Sparse polynomial interpolation in practice
[ Homepage | Publications | Talks | TeXmacs | Mathemagix ]


Sparse polynomial interpolation consists in recovering of a sparse representation of a polynomial given by a blackbox program which computes values of at as many points as necessary. In practice is typically represented by DAGs (Directed Acyclic Graphs) or SPLs (Straight Line Programs). For polynomials with at most terms over a field , this task typically involves evaluations of , operations on integers for discovering the exponents of the nonzero terms of , and an additional number of operations in that can be bounded by for recovering the coefficients.

However, the latter complexity analysis does not take into account the sizes of coefficients in and the expression swell that might occur when evaluating at points with high height. For practical implementations, it is important to perform most of the computations over a prime finite field , where fits into a single machine register. On modern architectures, this typically means that . There mainly are two approaches which can be used over finite fields: the “prime number” approach and the “Kronecker substitution” approach. We present new techniques which can be used to further enhance and combine these classical approaches.
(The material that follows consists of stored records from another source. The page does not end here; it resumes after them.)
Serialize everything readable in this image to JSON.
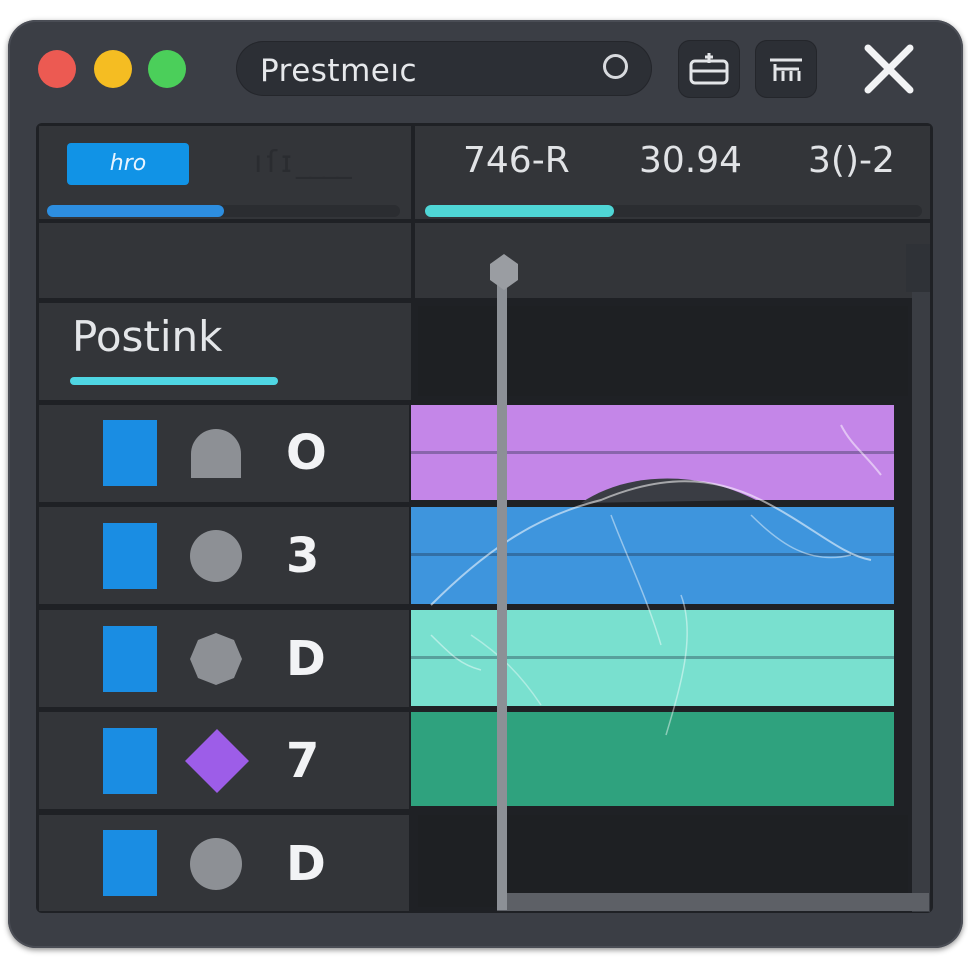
{
  "window": {
    "title": "Prestmeıc",
    "traffic_lights": [
      "close",
      "minimize",
      "maximize"
    ],
    "colors": {
      "red": "#ec5a52",
      "yellow": "#f5bd22",
      "green": "#4bcf5a"
    }
  },
  "toolbar": {
    "title_icon": "circle-icon",
    "button_a_icon": "export-icon",
    "button_b_icon": "settings-icon",
    "close_icon": "close-icon"
  },
  "header": {
    "chip_label": "hro",
    "ghost_label": "ıſɪ_ ̲ ̲ ̲",
    "left_progress": 0.5,
    "stats": [
      "746-R",
      "30.94",
      "3()-2"
    ],
    "right_progress": 0.38
  },
  "section": {
    "label": "Postink",
    "accent": "#4fd6e3"
  },
  "layers": [
    {
      "label": "O",
      "shape": "dome-icon",
      "band_color": "#c486e8"
    },
    {
      "label": "3",
      "shape": "circle-icon",
      "band_color": "#3e95dd"
    },
    {
      "label": "D",
      "shape": "circle-icon",
      "band_color": "#79e0cf"
    },
    {
      "label": "7",
      "shape": "diamond-icon",
      "band_color": "#2fa27e"
    },
    {
      "label": "D",
      "shape": "circle-icon",
      "band_color": null
    }
  ]
}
We report on our implementations in the multimix C++ library of the Mathemagix system. For the sake of conciseness some discussions on the probabilistic aspects will be informal. Of course, once a candidate for the sparse representation is found, then the Schwartz-Zippel lemma can be used to verify it with a low level of failure.

Occasion: Software presentation, ISSAC 2014, Kobe, July 23, 2014

Award: Distinguished software presentation at ISSAC 2014

Coauthor: Grégoire Lecerf

Documents: slideshow, TeXmacs source